I should probably have compassion for my sick little boy, but I can’t muster any today.  He keeps forcing himself to cough, which obviously makes him feel worse.  And his forced coughs sound like he’s about to hurl.  It grates on my nerves that he won’t listen to anything I’m telling him to do that will help him feel better.  Surely he does want to feel better, right?

The worst part is that I can’t share any of this with M.  He’s super busy at the conference thing, and I can’t just call him on a whim to vent or even share a good story.  It would be even better if we could split up the responsibility of caring for them like we do on the weekends.  It’s tough meeting all their needs all by myself when they are this needy.

And now I’m done venting.  I just needed to get that out of my system.  Maybe now I can readjust my attitude and the rest of the week will go easier.


Lessons from Life as a Single Mom

October 23, 2008

I’m getting pretty good at this single mom stuff.  This is the third week in a row that M has been gone for a couple of days during the week, and as much as I dread his leaving, I find that I’m able to cope much better than I thought I would.
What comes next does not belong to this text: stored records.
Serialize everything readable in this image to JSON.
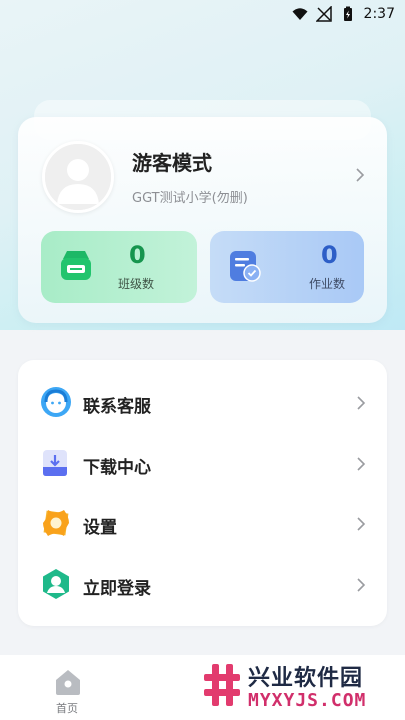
{
  "status_bar": {
    "time": "2:37",
    "icons": [
      "wifi-icon",
      "no-signal-icon",
      "battery-charging-icon"
    ]
  },
  "profile": {
    "name": "游客模式",
    "school": "GGT测试小学(勿删)",
    "avatar": "avatar-placeholder-icon"
  },
  "stats": [
    {
      "value": "0",
      "label": "班级数",
      "icon": "class-register-icon",
      "color": "#16954e"
    },
    {
      "value": "0",
      "label": "作业数",
      "icon": "homework-list-icon",
      "color": "#2d5ec7"
    }
  ],
  "menu": [
    {
      "label": "联系客服",
      "icon": "customer-service-icon"
    },
    {
      "label": "下载中心",
      "icon": "download-center-icon"
    },
    {
      "label": "设置",
      "icon": "settings-icon"
    },
    {
      "label": "立即登录",
      "icon": "login-user-icon"
    }
  ],
  "bottom_nav": {
    "home_label": "首页"
  },
  "watermark": {
    "line1": "兴业软件园",
    "line2": "MYXYJS.COM"
  }
}
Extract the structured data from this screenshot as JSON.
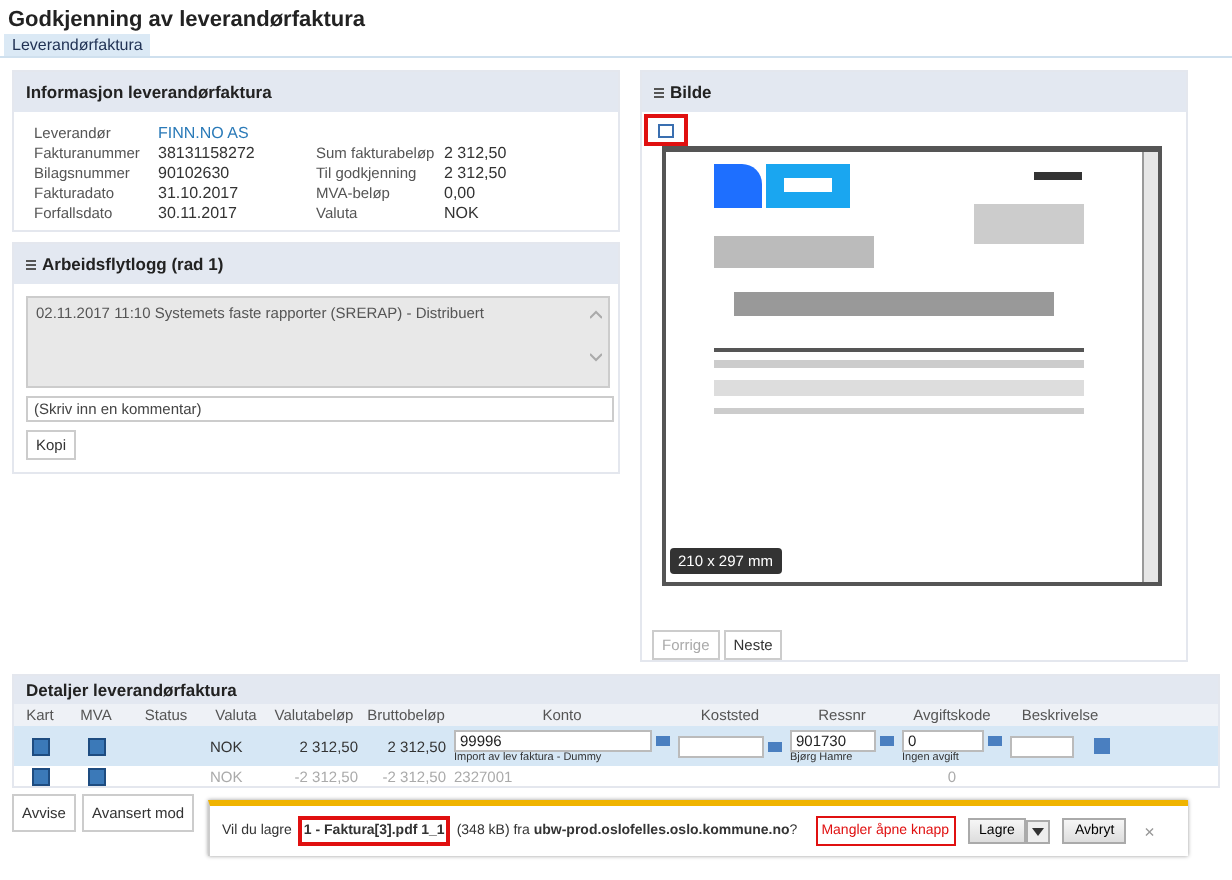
{
  "page": {
    "title": "Godkjenning av leverandørfaktura",
    "tabs": [
      {
        "label": "Leverandørfaktura",
        "selected": true
      }
    ]
  },
  "info_panel": {
    "title": "Informasjon leverandørfaktura",
    "left_fields": [
      {
        "label": "Leverandør",
        "value": "FINN.NO AS",
        "kind": "link"
      },
      {
        "label": "Fakturanummer",
        "value": "38131158272",
        "kind": "text"
      },
      {
        "label": "Bilagsnummer",
        "value": "90102630",
        "kind": "text"
      },
      {
        "label": "Fakturadato",
        "value": "31.10.2017",
        "kind": "text"
      },
      {
        "label": "Forfallsdato",
        "value": "30.11.2017",
        "kind": "text"
      }
    ],
    "right_fields": [
      {
        "label": "Sum fakturabeløp",
        "value": "2 312,50"
      },
      {
        "label": "Til godkjenning",
        "value": "2 312,50"
      },
      {
        "label": "MVA-beløp",
        "value": "0,00"
      },
      {
        "label": "Valuta",
        "value": "NOK"
      }
    ]
  },
  "workflow": {
    "title": "Arbeidsflytlogg (rad 1)",
    "log_text": "02.11.2017 11:10 Systemets faste rapporter (SRERAP) - Distribuert",
    "comment_placeholder": "(Skriv inn en kommentar)",
    "copy_button": "Kopi"
  },
  "image_panel": {
    "title": "Bilde",
    "size_label": "210 x 297 mm",
    "buttons": [
      {
        "label": "Forrige",
        "disabled": true
      },
      {
        "label": "Neste",
        "disabled": false
      }
    ]
  },
  "details": {
    "title": "Detaljer leverandørfaktura",
    "columns": [
      "Kart",
      "MVA",
      "Status",
      "Valuta",
      "Valutabeløp",
      "Bruttobeløp",
      "Konto",
      "Koststed",
      "Ressnr",
      "Avgiftskode",
      "Beskrivelse"
    ],
    "rows": [
      {
        "selected": true,
        "valuta": "NOK",
        "valutabelop": "2 312,50",
        "bruttobelop": "2 312,50",
        "konto": "99996",
        "konto_sub": "Import av lev faktura - Dummy",
        "ressnr": "901730",
        "ressnr_sub": "Bjørg Hamre",
        "avgiftskode": "0",
        "avgiftskode_sub": "Ingen avgift"
      },
      {
        "selected": false,
        "valuta": "NOK",
        "valutabelop": "-2 312,50",
        "bruttobelop": "-2 312,50",
        "konto": "2327001",
        "konto_sub": "",
        "ressnr": "",
        "ressnr_sub": "",
        "avgiftskode": "0",
        "avgiftskode_sub": ""
      }
    ]
  },
  "actions": [
    "Avvise",
    "Avansert mod"
  ],
  "download_bar": {
    "prefix": "Vil du lagre",
    "filename": "1 - Faktura[3].pdf 1_1",
    "suffix": "(348 kB) fra **ubw-prod.oslofelles.oslo.kommune.no**?",
    "note": "Mangler åpne knapp",
    "save_button": "Lagre",
    "cancel_button": "Avbryt",
    "close": "×"
  }
}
Of course, it’s just one night away.  Next week he’s gone for most of the week.  In the past, I would have considered going to my parents’ place for the week, but that can’t happen this time.  PJ would be devastated to miss school for a week, and I simply can’t do that to him just because I’m too much of a pansy to be the solo parent for that long.

So I’m learning how to cook dinner for all three of us, something I normally leave up to M while I keep track of the boys.  It may not be anything special, but nobody goes hungry.

I’m learning how to take care of fussy boys who don’t feel very good without being able to pass one off to M.  This morning was pure chaos.  PJ was crying, probably from this cold or allergies or whatever, and when not every detail of his day goes his way, he just breaks down.  BabyN was crying from teething, I guess.  He’d been up several times during the night because of it, too.  But I didn’t lose it this morning when one or the other was crying every second from the moment BabyN woke me up.

I’m even learning how to take both boys out at the same time, even for frivolous trips.  Yesterday was the first time I took both boys shopping alone, and not only did we all survive, but the boys were both good enough that I rewarded them by getting them a new (cheap) toy.

I’m feeling a little like SuperMom today.  I know most of the things I’m learning to do are things that most moms do without thinking, but they’re huge for me.  I’ve needed this self-confidence.  It’s just too bad that it takes me being forced to do them to try them.  Still, the confidence I’m finding is motivating me to try other things that I’ve wished I could do for some time.

Who knows what I’ll end up doing next week when M is gone for the whole week…